● Directions for this task: Working through the lines below, return each one that holds "subtitle".

···

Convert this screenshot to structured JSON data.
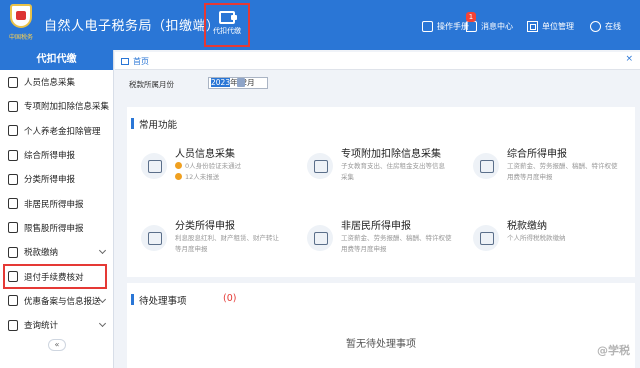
{
  "header": {
    "logo_text": "中国税务",
    "title": "自然人电子税务局（扣缴端）",
    "module": {
      "label": "代扣代缴",
      "icon": "wallet-icon"
    },
    "items": [
      {
        "label": "操作手册",
        "icon": "manual-icon"
      },
      {
        "label": "消息中心",
        "icon": "message-icon",
        "badge": "1"
      },
      {
        "label": "单位管理",
        "icon": "unit-icon"
      },
      {
        "label": "在线",
        "icon": "online-icon"
      }
    ]
  },
  "sidebar": {
    "title": "代扣代缴",
    "items": [
      {
        "label": "人员信息采集",
        "icon": "person-icon"
      },
      {
        "label": "专项附加扣除信息采集",
        "icon": "document-icon"
      },
      {
        "label": "个人养老金扣除管理",
        "icon": "pension-icon"
      },
      {
        "label": "综合所得申报",
        "icon": "report-icon"
      },
      {
        "label": "分类所得申报",
        "icon": "category-icon"
      },
      {
        "label": "非居民所得申报",
        "icon": "nonresident-icon"
      },
      {
        "label": "限售股所得申报",
        "icon": "stock-icon"
      },
      {
        "label": "税款缴纳",
        "icon": "payment-icon",
        "expandable": true
      },
      {
        "label": "退付手续费核对",
        "icon": "refund-icon",
        "highlighted": true
      },
      {
        "label": "优惠备案与信息报送",
        "icon": "filing-icon",
        "expandable": true
      },
      {
        "label": "查询统计",
        "icon": "query-icon",
        "expandable": true
      }
    ],
    "collapse": "«"
  },
  "tabbar": {
    "home": "首页",
    "close": "×"
  },
  "period": {
    "label": "税款所属月份",
    "year": "2023",
    "month": "年12月"
  },
  "common": {
    "title": "常用功能",
    "cards": [
      {
        "title": "人员信息采集",
        "icon": "person-card-icon",
        "warnings": [
          "0人身份验证未通过",
          "12人未报送"
        ]
      },
      {
        "title": "专项附加扣除信息采集",
        "icon": "deduction-card-icon",
        "desc": [
          "子女教育支出、住房租金支出等信息",
          "采集"
        ]
      },
      {
        "title": "综合所得申报",
        "icon": "income-card-icon",
        "desc": [
          "工资薪金、劳务报酬、稿酬、特许权使",
          "用费等月度申报"
        ]
      },
      {
        "title": "分类所得申报",
        "icon": "classified-card-icon",
        "desc": [
          "利息股息红利、财产租赁、财产转让",
          "等月度申报"
        ]
      },
      {
        "title": "非居民所得申报",
        "icon": "nonresident-card-icon",
        "desc": [
          "工资薪金、劳务报酬、稿酬、特许权使",
          "用费等月度申报"
        ]
      },
      {
        "title": "税款缴纳",
        "icon": "tax-payment-card-icon",
        "desc": [
          "个人所得税税款缴纳"
        ]
      }
    ]
  },
  "pending": {
    "title": "待处理事项",
    "count": "(0)",
    "empty": "暂无待处理事项"
  },
  "watermark": "@学税",
  "colors": {
    "primary": "#2a76d6",
    "highlight": "#e53935",
    "warning": "#f0a020"
  }
}
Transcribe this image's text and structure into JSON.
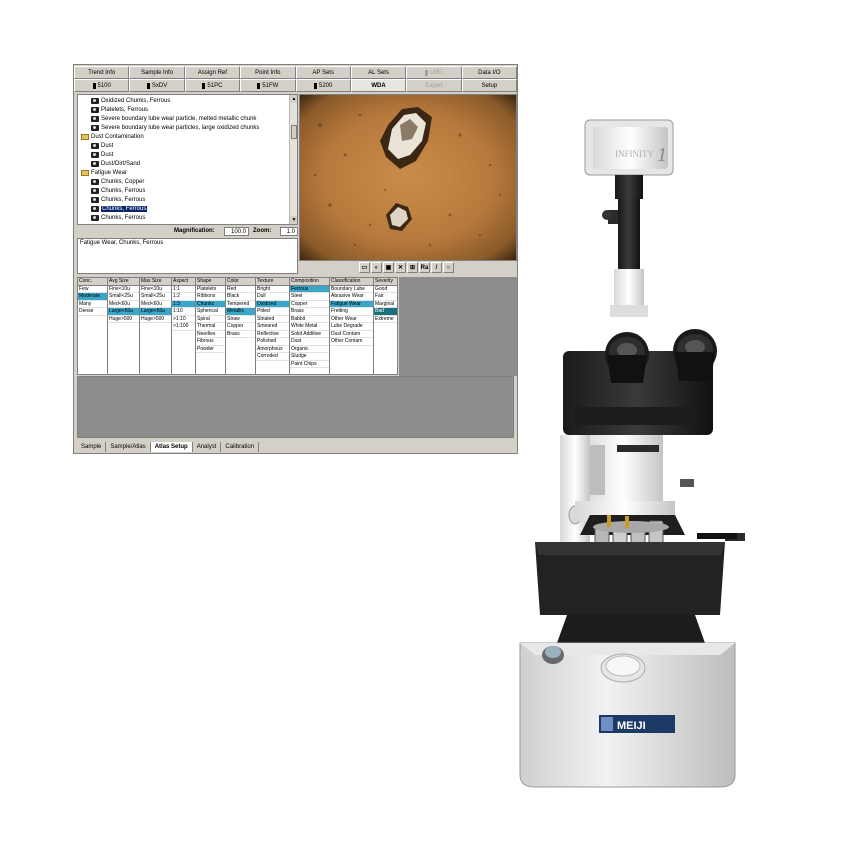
{
  "tabs_row1": [
    {
      "label": "Trend Info",
      "marker": false,
      "state": "normal"
    },
    {
      "label": "Sample Info",
      "marker": false,
      "state": "normal"
    },
    {
      "label": "Assign Ref",
      "marker": false,
      "state": "normal"
    },
    {
      "label": "Point Info",
      "marker": false,
      "state": "normal"
    },
    {
      "label": "AP Sets",
      "marker": false,
      "state": "normal"
    },
    {
      "label": "AL Sets",
      "marker": false,
      "state": "normal"
    },
    {
      "label": "LMG",
      "marker": true,
      "state": "disabled"
    },
    {
      "label": "Data I/O",
      "marker": false,
      "state": "normal"
    }
  ],
  "tabs_row2": [
    {
      "label": "5100",
      "marker": true,
      "state": "normal"
    },
    {
      "label": "SxDV",
      "marker": true,
      "state": "normal"
    },
    {
      "label": "51PC",
      "marker": true,
      "state": "normal"
    },
    {
      "label": "51FW",
      "marker": true,
      "state": "normal"
    },
    {
      "label": "5200",
      "marker": true,
      "state": "normal"
    },
    {
      "label": "WDA",
      "marker": false,
      "state": "active"
    },
    {
      "label": "Expert",
      "marker": false,
      "state": "disabled"
    },
    {
      "label": "Setup",
      "marker": false,
      "state": "normal"
    }
  ],
  "tree": [
    {
      "label": "Oxidized Chunks, Ferrous",
      "type": "leaf",
      "indent": 1,
      "selected": false
    },
    {
      "label": "Platelets, Ferrous",
      "type": "leaf",
      "indent": 1,
      "selected": false
    },
    {
      "label": "Severe boundary lube wear particle, melted metallic chunk",
      "type": "leaf",
      "indent": 1,
      "selected": false
    },
    {
      "label": "Severe boundary lube wear particles, large oxidized chunks",
      "type": "leaf",
      "indent": 1,
      "selected": false
    },
    {
      "label": "Dust Contamination",
      "type": "folder",
      "indent": 0,
      "selected": false
    },
    {
      "label": "Dust",
      "type": "leaf",
      "indent": 1,
      "selected": false
    },
    {
      "label": "Dust",
      "type": "leaf",
      "indent": 1,
      "selected": false
    },
    {
      "label": "Dust/Dirt/Sand",
      "type": "leaf",
      "indent": 1,
      "selected": false
    },
    {
      "label": "Fatigue Wear",
      "type": "folder",
      "indent": 0,
      "selected": false
    },
    {
      "label": "Chunks, Copper",
      "type": "leaf",
      "indent": 1,
      "selected": false
    },
    {
      "label": "Chunks, Ferrous",
      "type": "leaf",
      "indent": 1,
      "selected": false
    },
    {
      "label": "Chunks, Ferrous",
      "type": "leaf",
      "indent": 1,
      "selected": false
    },
    {
      "label": "Chunks, Ferrous",
      "type": "leaf",
      "indent": 1,
      "selected": true
    },
    {
      "label": "Chunks, Ferrous",
      "type": "leaf",
      "indent": 1,
      "selected": false
    }
  ],
  "magnification": {
    "label": "Magnification:",
    "value": "100.0"
  },
  "zoom": {
    "label": "Zoom:",
    "value": "1.0"
  },
  "description": "Fatigue Wear, Chunks, Ferrous",
  "image_toolbar": [
    "new-doc-icon",
    "open-icon",
    "save-icon",
    "delete-icon",
    "zoom-region-icon",
    "Ra",
    "pen-icon",
    "magnifier-icon"
  ],
  "atlas_columns": [
    {
      "header": "Conc.",
      "items": [
        "Few",
        "Moderate",
        "Many",
        "Dense"
      ],
      "highlight": [
        1
      ]
    },
    {
      "header": "Avg Size",
      "items": [
        "Fine<10u",
        "Small<25u",
        "Med<60u",
        "Large<60u",
        "Huge>500"
      ],
      "highlight": [
        3
      ]
    },
    {
      "header": "Max Size",
      "items": [
        "Fine<10u",
        "Small<25u",
        "Med<60u",
        "Large<60u",
        "Huge>500"
      ],
      "highlight": [
        3
      ]
    },
    {
      "header": "Aspect",
      "items": [
        "1:1",
        "1:2",
        "1:3",
        "1:10",
        ">1:10",
        ">1:100"
      ],
      "highlight": [
        2
      ]
    },
    {
      "header": "Shape",
      "items": [
        "Platelets",
        "Ribbons",
        "Chunks",
        "Spherical",
        "Spiral",
        "Thermal",
        "Needles",
        "Fibrous",
        "Powder"
      ],
      "highlight": [
        2
      ]
    },
    {
      "header": "Color",
      "items": [
        "Red",
        "Black",
        "Tempered",
        "Metallic",
        "Straw",
        "Copper",
        "Brass"
      ],
      "highlight": [
        3
      ]
    },
    {
      "header": "Texture",
      "items": [
        "Bright",
        "Dull",
        "Oxidized",
        "Pitted",
        "Striated",
        "Smeared",
        "Reflective",
        "Polished",
        "Amorphous",
        "Corroded"
      ],
      "highlight": [
        2
      ]
    },
    {
      "header": "Composition",
      "items": [
        "Ferrous",
        "Steel",
        "Copper",
        "Brass",
        "Babbit",
        "White Metal",
        "Solid Additive",
        "Dust",
        "Organic",
        "Sludge",
        "Paint Chips"
      ],
      "highlight": [
        0
      ]
    },
    {
      "header": "Classification",
      "items": [
        "Boundary Lube",
        "Abrasive Wear",
        "Fatigue Wear",
        "Fretting",
        "Other Wear",
        "Lube Degrade",
        "Dust Contam",
        "Other Contam"
      ],
      "highlight": [
        2
      ]
    },
    {
      "header": "Severity",
      "items": [
        "Good",
        "Fair",
        "Marginal",
        "Bad",
        "Extreme"
      ],
      "highlight": [],
      "highlight_dark": [
        3
      ]
    }
  ],
  "bottom_tabs": [
    {
      "label": "Sample",
      "active": false
    },
    {
      "label": "Sample/Atlas",
      "active": false
    },
    {
      "label": "Atlas Setup",
      "active": true
    },
    {
      "label": "Analyst",
      "active": false
    },
    {
      "label": "Calibration",
      "active": false
    }
  ],
  "microscope": {
    "brand_label": "MEIJI",
    "camera_label": "INFINITY",
    "camera_model": "1"
  },
  "colors": {
    "highlight": "#3aa7c8",
    "highlight_dark": "#19707e",
    "selection": "#0a246a",
    "window": "#d4d0c8",
    "gray_area": "#8d8d8d"
  }
}
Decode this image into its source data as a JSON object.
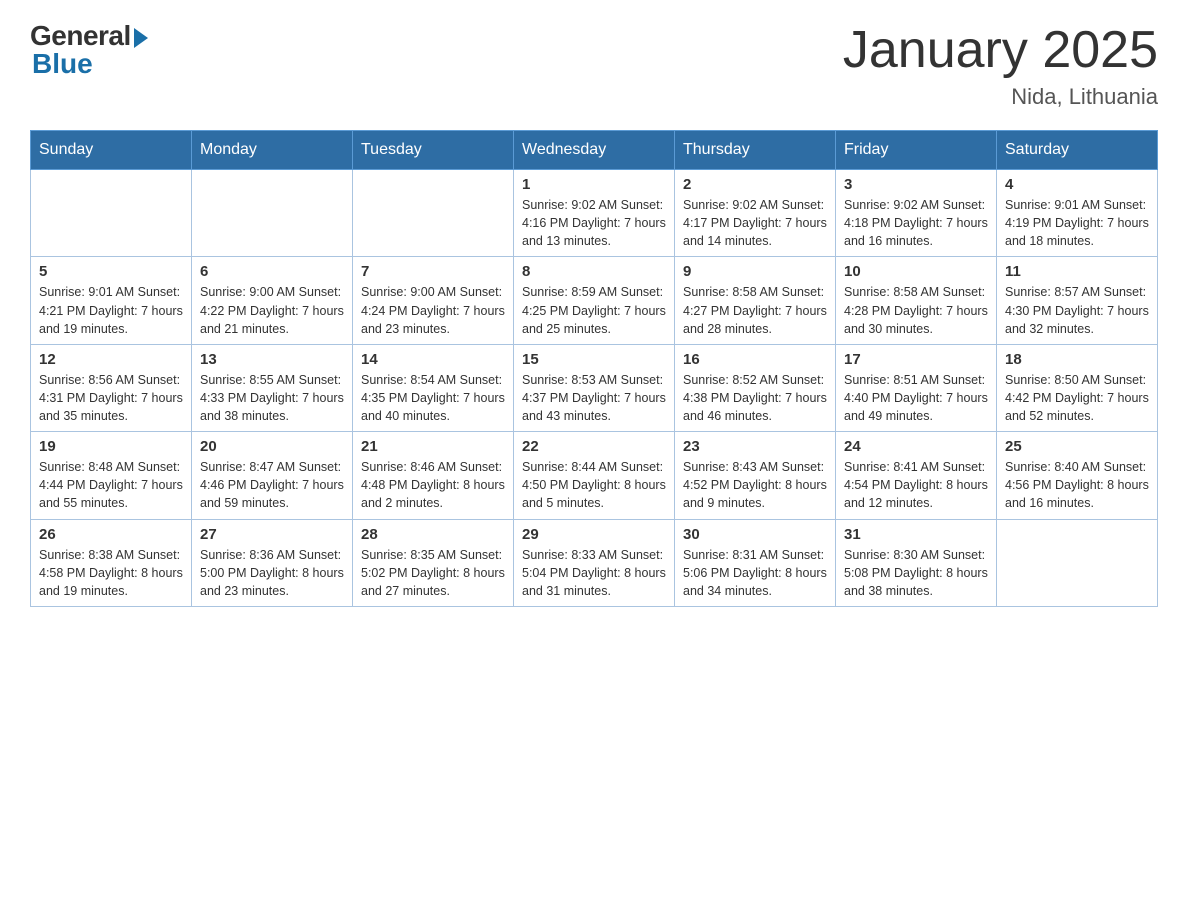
{
  "header": {
    "logo": {
      "general": "General",
      "blue": "Blue"
    },
    "title": "January 2025",
    "subtitle": "Nida, Lithuania"
  },
  "weekdays": [
    "Sunday",
    "Monday",
    "Tuesday",
    "Wednesday",
    "Thursday",
    "Friday",
    "Saturday"
  ],
  "weeks": [
    [
      {
        "day": "",
        "info": ""
      },
      {
        "day": "",
        "info": ""
      },
      {
        "day": "",
        "info": ""
      },
      {
        "day": "1",
        "info": "Sunrise: 9:02 AM\nSunset: 4:16 PM\nDaylight: 7 hours\nand 13 minutes."
      },
      {
        "day": "2",
        "info": "Sunrise: 9:02 AM\nSunset: 4:17 PM\nDaylight: 7 hours\nand 14 minutes."
      },
      {
        "day": "3",
        "info": "Sunrise: 9:02 AM\nSunset: 4:18 PM\nDaylight: 7 hours\nand 16 minutes."
      },
      {
        "day": "4",
        "info": "Sunrise: 9:01 AM\nSunset: 4:19 PM\nDaylight: 7 hours\nand 18 minutes."
      }
    ],
    [
      {
        "day": "5",
        "info": "Sunrise: 9:01 AM\nSunset: 4:21 PM\nDaylight: 7 hours\nand 19 minutes."
      },
      {
        "day": "6",
        "info": "Sunrise: 9:00 AM\nSunset: 4:22 PM\nDaylight: 7 hours\nand 21 minutes."
      },
      {
        "day": "7",
        "info": "Sunrise: 9:00 AM\nSunset: 4:24 PM\nDaylight: 7 hours\nand 23 minutes."
      },
      {
        "day": "8",
        "info": "Sunrise: 8:59 AM\nSunset: 4:25 PM\nDaylight: 7 hours\nand 25 minutes."
      },
      {
        "day": "9",
        "info": "Sunrise: 8:58 AM\nSunset: 4:27 PM\nDaylight: 7 hours\nand 28 minutes."
      },
      {
        "day": "10",
        "info": "Sunrise: 8:58 AM\nSunset: 4:28 PM\nDaylight: 7 hours\nand 30 minutes."
      },
      {
        "day": "11",
        "info": "Sunrise: 8:57 AM\nSunset: 4:30 PM\nDaylight: 7 hours\nand 32 minutes."
      }
    ],
    [
      {
        "day": "12",
        "info": "Sunrise: 8:56 AM\nSunset: 4:31 PM\nDaylight: 7 hours\nand 35 minutes."
      },
      {
        "day": "13",
        "info": "Sunrise: 8:55 AM\nSunset: 4:33 PM\nDaylight: 7 hours\nand 38 minutes."
      },
      {
        "day": "14",
        "info": "Sunrise: 8:54 AM\nSunset: 4:35 PM\nDaylight: 7 hours\nand 40 minutes."
      },
      {
        "day": "15",
        "info": "Sunrise: 8:53 AM\nSunset: 4:37 PM\nDaylight: 7 hours\nand 43 minutes."
      },
      {
        "day": "16",
        "info": "Sunrise: 8:52 AM\nSunset: 4:38 PM\nDaylight: 7 hours\nand 46 minutes."
      },
      {
        "day": "17",
        "info": "Sunrise: 8:51 AM\nSunset: 4:40 PM\nDaylight: 7 hours\nand 49 minutes."
      },
      {
        "day": "18",
        "info": "Sunrise: 8:50 AM\nSunset: 4:42 PM\nDaylight: 7 hours\nand 52 minutes."
      }
    ],
    [
      {
        "day": "19",
        "info": "Sunrise: 8:48 AM\nSunset: 4:44 PM\nDaylight: 7 hours\nand 55 minutes."
      },
      {
        "day": "20",
        "info": "Sunrise: 8:47 AM\nSunset: 4:46 PM\nDaylight: 7 hours\nand 59 minutes."
      },
      {
        "day": "21",
        "info": "Sunrise: 8:46 AM\nSunset: 4:48 PM\nDaylight: 8 hours\nand 2 minutes."
      },
      {
        "day": "22",
        "info": "Sunrise: 8:44 AM\nSunset: 4:50 PM\nDaylight: 8 hours\nand 5 minutes."
      },
      {
        "day": "23",
        "info": "Sunrise: 8:43 AM\nSunset: 4:52 PM\nDaylight: 8 hours\nand 9 minutes."
      },
      {
        "day": "24",
        "info": "Sunrise: 8:41 AM\nSunset: 4:54 PM\nDaylight: 8 hours\nand 12 minutes."
      },
      {
        "day": "25",
        "info": "Sunrise: 8:40 AM\nSunset: 4:56 PM\nDaylight: 8 hours\nand 16 minutes."
      }
    ],
    [
      {
        "day": "26",
        "info": "Sunrise: 8:38 AM\nSunset: 4:58 PM\nDaylight: 8 hours\nand 19 minutes."
      },
      {
        "day": "27",
        "info": "Sunrise: 8:36 AM\nSunset: 5:00 PM\nDaylight: 8 hours\nand 23 minutes."
      },
      {
        "day": "28",
        "info": "Sunrise: 8:35 AM\nSunset: 5:02 PM\nDaylight: 8 hours\nand 27 minutes."
      },
      {
        "day": "29",
        "info": "Sunrise: 8:33 AM\nSunset: 5:04 PM\nDaylight: 8 hours\nand 31 minutes."
      },
      {
        "day": "30",
        "info": "Sunrise: 8:31 AM\nSunset: 5:06 PM\nDaylight: 8 hours\nand 34 minutes."
      },
      {
        "day": "31",
        "info": "Sunrise: 8:30 AM\nSunset: 5:08 PM\nDaylight: 8 hours\nand 38 minutes."
      },
      {
        "day": "",
        "info": ""
      }
    ]
  ]
}
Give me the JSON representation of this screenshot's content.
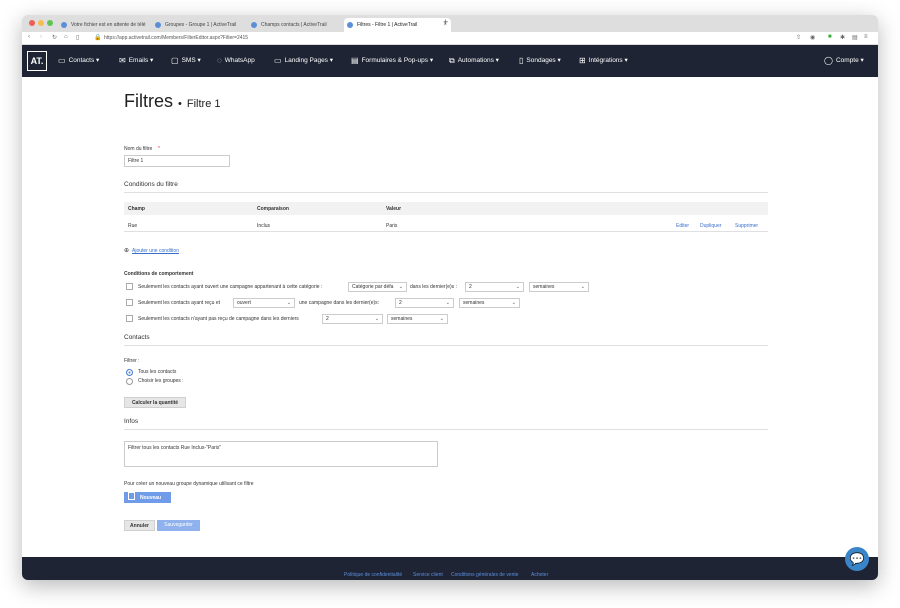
{
  "browser": {
    "tabs": [
      {
        "label": "Votre fichier est en attente de télé"
      },
      {
        "label": "Groupes - Groupe 1 | ActiveTrail"
      },
      {
        "label": "Champs contacts | ActiveTrail"
      },
      {
        "label": "Filtres - Filtre 1 | ActiveTrail"
      }
    ],
    "new_tab": "+",
    "url": "https://app.activetrail.com/Members/FilterEditor.aspx?Filter=2415"
  },
  "nav": {
    "logo": "AT.",
    "items": [
      {
        "label": "Contacts ▾"
      },
      {
        "label": "Emails ▾"
      },
      {
        "label": "SMS ▾"
      },
      {
        "label": "WhatsApp"
      },
      {
        "label": "Landing Pages ▾"
      },
      {
        "label": "Formulaires & Pop-ups ▾"
      },
      {
        "label": "Automations ▾"
      },
      {
        "label": "Sondages ▾"
      },
      {
        "label": "Intégrations ▾"
      }
    ],
    "account": "Compte ▾"
  },
  "page": {
    "title": "Filtres",
    "bullet": "•",
    "subtitle": "Filtre 1",
    "filter_name_label": "Nom du filtre",
    "required_mark": "*",
    "filter_name_value": "Filtre 1",
    "conditions_title": "Conditions du filtre",
    "table": {
      "headers": [
        "Champ",
        "Comparaison",
        "Valeur"
      ],
      "row": {
        "champ": "Rue",
        "comparaison": "Inclus",
        "valeur": "Paris"
      },
      "actions": [
        "Editer",
        "Dupliquer",
        "Supprimer"
      ]
    },
    "add_condition_icon": "⊕",
    "add_condition": "Ajouter une condition",
    "behavior_title": "Conditions de comportement",
    "behavior": [
      {
        "text": "Seulement les contacts ayant ouvert une campagne appartenant à cette catégorie :",
        "select1": "Catégorie par défa",
        "mid": "dans les dernier(e)s :",
        "select2": "2",
        "select3": "semaines"
      },
      {
        "text": "Seulement les contacts ayant reçu et",
        "select1": "ouvert",
        "mid": "une campagne dans les dernier(e)s:",
        "select2": "2",
        "select3": "semaines"
      },
      {
        "text": "Seulement les contacts n'ayant pas reçu de campagne dans les derniers",
        "select1": "2",
        "select2": "semaines"
      }
    ],
    "contacts_title": "Contacts",
    "filtrer_label": "Filtrer :",
    "radio_all": "Tous les contacts",
    "radio_groups": "Choisir les groupes :",
    "calc_button": "Calculer la quantité",
    "infos_title": "Infos",
    "infos_text": "Filtrer tous les contacts Rue Inclus-\"Paris\"",
    "dynamic_group_text": "Pour créer un nouveau groupe dynamique utilisant ce filtre",
    "new_button": "Nouveau",
    "cancel_button": "Annuler",
    "save_button": "Sauvegarder"
  },
  "footer": {
    "links": [
      "Politique de confidentialité",
      "Service client",
      "Conditions générales de vente",
      "Acheter"
    ]
  },
  "colors": {
    "nav_bg": "#1e2433",
    "link": "#3a6fc9",
    "primary_button": "#6f9be8"
  }
}
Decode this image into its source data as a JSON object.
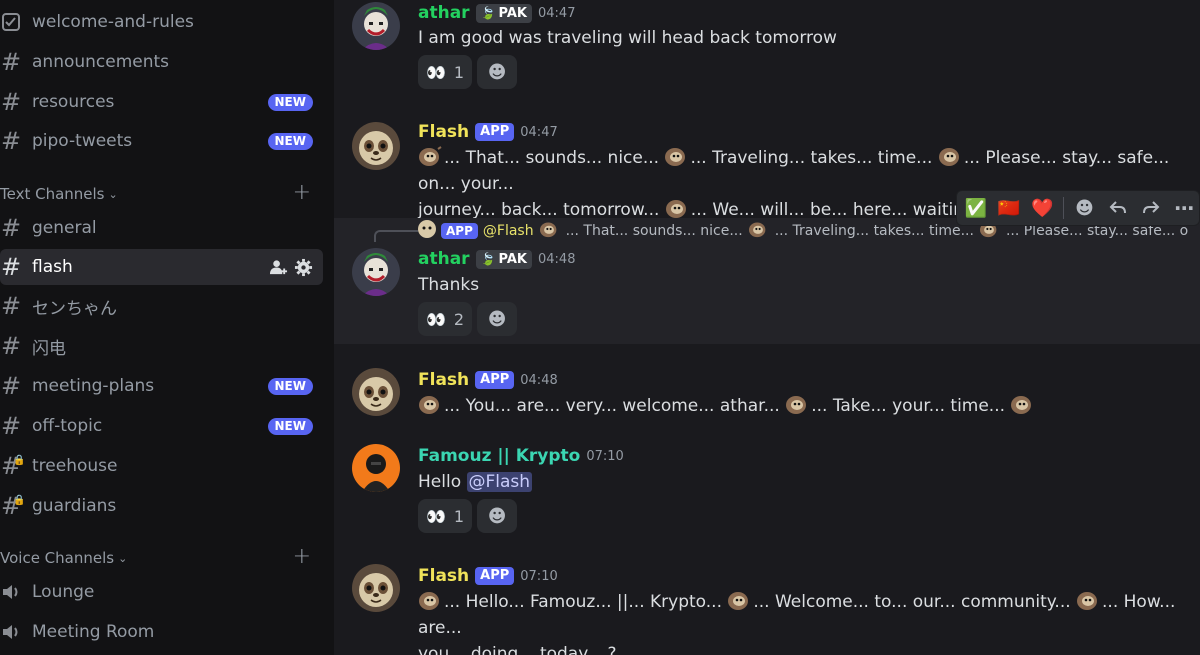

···

● Solved problem:
    "subtitle": "Nida, Lithuania"
    "subtitle": "Filtre 1",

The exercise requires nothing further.